For Vence- The Chapel, Matisse used a long bamboo staff to draw large from a fixed point some distance away from the picture. Having tried something similar in the past, I know that the evenness and refinement the artist achieved is beyond belief. I was in my youth and good health when I tried it (my results were crap). Matisse could hardly move and his results speak for themselves.

He had to use his imagination to develop the designs for this Dominican Chapel of the Rosary. These included not just Vestments and stained glass, but also the whole decorative concept. The planning became an act of total immersion for Matisse; turning his studio into his bedroom in order to live the working process and be able to refine the designs.

‘The Parakeet and the Mermaid’ is one of the largest works Matisse ever made. He developed it on the walls of his studio and it gradually attained its large size. In order for Matisse to create it, he got his assistants to move the pieces into place on his instruction.

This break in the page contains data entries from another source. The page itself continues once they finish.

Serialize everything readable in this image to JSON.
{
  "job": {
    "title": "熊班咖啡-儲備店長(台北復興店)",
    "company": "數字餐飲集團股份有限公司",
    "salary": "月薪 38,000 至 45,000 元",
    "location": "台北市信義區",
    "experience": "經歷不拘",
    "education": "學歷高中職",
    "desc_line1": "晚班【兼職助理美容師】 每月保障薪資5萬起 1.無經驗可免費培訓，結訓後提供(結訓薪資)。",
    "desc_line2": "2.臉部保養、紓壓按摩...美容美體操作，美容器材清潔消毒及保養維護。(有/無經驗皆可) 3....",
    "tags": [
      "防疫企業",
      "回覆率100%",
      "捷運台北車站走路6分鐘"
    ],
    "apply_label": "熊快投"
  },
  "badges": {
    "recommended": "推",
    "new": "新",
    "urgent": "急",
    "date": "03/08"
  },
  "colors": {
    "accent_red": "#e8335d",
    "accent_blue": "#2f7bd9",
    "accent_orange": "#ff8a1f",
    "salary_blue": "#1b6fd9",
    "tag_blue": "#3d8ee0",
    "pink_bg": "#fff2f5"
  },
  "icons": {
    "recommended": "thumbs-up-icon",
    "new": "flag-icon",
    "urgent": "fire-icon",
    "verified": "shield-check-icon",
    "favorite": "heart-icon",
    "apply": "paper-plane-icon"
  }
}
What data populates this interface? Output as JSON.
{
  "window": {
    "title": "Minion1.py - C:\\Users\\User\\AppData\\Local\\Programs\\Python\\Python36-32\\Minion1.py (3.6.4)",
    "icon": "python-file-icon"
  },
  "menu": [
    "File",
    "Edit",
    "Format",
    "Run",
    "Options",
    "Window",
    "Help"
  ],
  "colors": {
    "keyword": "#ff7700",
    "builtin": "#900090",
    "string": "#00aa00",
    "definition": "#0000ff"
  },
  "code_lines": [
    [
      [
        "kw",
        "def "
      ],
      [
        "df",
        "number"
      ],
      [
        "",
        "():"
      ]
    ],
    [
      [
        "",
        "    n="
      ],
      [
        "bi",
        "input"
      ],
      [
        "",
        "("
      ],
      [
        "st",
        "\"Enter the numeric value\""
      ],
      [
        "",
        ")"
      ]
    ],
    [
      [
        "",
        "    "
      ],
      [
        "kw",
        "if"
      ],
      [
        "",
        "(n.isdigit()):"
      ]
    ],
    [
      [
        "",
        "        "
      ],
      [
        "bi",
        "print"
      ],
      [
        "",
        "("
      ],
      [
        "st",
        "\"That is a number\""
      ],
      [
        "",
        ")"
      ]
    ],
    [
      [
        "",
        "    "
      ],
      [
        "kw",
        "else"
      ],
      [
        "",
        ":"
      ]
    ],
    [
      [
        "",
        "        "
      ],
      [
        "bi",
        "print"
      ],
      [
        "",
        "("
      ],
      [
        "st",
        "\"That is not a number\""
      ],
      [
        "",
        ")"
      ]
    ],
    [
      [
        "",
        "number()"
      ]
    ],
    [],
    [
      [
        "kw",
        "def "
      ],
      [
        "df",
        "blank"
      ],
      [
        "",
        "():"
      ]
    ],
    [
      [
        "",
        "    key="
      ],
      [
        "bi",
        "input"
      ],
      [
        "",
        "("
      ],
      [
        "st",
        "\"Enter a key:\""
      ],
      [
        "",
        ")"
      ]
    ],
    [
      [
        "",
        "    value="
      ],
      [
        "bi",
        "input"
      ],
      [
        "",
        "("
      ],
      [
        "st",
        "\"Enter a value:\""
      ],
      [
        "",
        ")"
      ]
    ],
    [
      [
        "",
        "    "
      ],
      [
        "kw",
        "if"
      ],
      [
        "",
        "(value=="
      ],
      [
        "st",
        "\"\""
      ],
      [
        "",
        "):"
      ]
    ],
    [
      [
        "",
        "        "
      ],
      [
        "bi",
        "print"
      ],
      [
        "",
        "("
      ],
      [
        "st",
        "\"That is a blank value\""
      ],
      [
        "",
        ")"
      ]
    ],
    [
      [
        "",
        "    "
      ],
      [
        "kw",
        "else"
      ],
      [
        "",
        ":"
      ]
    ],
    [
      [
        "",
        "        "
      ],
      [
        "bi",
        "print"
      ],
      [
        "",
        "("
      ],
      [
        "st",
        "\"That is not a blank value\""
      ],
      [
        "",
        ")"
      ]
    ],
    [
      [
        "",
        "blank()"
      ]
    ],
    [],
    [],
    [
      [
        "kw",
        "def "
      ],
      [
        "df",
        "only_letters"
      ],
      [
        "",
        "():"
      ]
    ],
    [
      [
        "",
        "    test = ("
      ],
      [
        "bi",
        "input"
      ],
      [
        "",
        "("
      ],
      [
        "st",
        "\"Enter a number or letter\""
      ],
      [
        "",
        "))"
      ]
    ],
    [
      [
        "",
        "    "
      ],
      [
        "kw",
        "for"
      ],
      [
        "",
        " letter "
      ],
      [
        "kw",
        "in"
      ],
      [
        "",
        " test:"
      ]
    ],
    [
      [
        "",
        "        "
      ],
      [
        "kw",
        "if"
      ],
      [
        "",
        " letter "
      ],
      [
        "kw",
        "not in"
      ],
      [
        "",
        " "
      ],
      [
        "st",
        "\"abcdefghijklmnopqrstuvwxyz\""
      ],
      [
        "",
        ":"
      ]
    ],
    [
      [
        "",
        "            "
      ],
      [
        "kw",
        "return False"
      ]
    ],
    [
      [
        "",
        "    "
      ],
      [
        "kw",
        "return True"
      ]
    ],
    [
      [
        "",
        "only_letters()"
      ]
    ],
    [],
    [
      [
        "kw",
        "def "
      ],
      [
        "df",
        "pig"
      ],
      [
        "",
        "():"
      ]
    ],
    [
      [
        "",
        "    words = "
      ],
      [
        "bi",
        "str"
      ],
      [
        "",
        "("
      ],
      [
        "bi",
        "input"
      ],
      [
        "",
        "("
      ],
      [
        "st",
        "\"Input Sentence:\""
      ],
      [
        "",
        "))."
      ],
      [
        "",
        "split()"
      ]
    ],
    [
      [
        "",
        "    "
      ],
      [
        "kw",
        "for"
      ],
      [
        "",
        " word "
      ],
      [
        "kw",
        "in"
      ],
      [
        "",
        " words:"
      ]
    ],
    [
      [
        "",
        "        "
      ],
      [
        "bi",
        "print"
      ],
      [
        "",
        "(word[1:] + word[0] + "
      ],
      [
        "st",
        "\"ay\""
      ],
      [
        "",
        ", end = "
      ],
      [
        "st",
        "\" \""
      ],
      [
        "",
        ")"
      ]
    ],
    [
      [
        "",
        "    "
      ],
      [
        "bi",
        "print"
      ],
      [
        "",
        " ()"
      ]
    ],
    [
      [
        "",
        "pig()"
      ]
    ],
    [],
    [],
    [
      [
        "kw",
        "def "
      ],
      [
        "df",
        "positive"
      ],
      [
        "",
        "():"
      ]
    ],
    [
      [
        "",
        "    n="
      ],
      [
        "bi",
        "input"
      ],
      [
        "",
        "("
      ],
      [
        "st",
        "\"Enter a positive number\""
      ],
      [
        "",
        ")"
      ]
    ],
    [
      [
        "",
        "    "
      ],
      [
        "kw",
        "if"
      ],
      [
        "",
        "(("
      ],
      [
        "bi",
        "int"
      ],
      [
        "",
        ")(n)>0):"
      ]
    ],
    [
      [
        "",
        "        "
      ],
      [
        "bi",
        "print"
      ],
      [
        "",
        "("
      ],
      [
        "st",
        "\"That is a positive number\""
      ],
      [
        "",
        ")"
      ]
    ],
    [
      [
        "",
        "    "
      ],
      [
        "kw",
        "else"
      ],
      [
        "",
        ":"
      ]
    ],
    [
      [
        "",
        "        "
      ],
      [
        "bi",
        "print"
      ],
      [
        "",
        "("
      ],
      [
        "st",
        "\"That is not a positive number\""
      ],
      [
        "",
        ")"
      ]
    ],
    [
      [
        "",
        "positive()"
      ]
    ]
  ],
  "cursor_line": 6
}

The final part of the show is concerned with his late large compositions. An intense amount of work and thinking went into the creation of these pieces. This of course was one of the great advantages of the ‘cut out’ technique: the ability to re-arrange the components of each piece. Some of the large compositions are suggestive of the borders between still life and landscape, others like the famous ‘The Snail’ are even harder to pin down. This image is one of the Tate’s most memorable pictures. Memorable in part for its enigma. Matisse is at such a creative and intuitive level at this point, that this image is both simple to see and yet hugely complicated to read. It stays with you long after viewing it; imprinted on your memory, gradually revealing it’s true depth like an after image that goes on and on. It has both an abstract and literal dimension to it, and is a precursor for much abstract art that came afterwards. It also asks the viewer some fundamental questions about how we interpret visual information.

In conclusion, how can I sum up this show? Although the power of the work is plain to see, this is an exhibition that will hopefully reveal one aspect of Matisse’s output that many might not even know about, let alone have seen. Therefore I strongly suggest taking a look. If there’s one show this year you should see, it is this. You won’t be disappointed.

(c) Gideon Hall 2014

(This article was first published in Femalearts Magazine in 2014)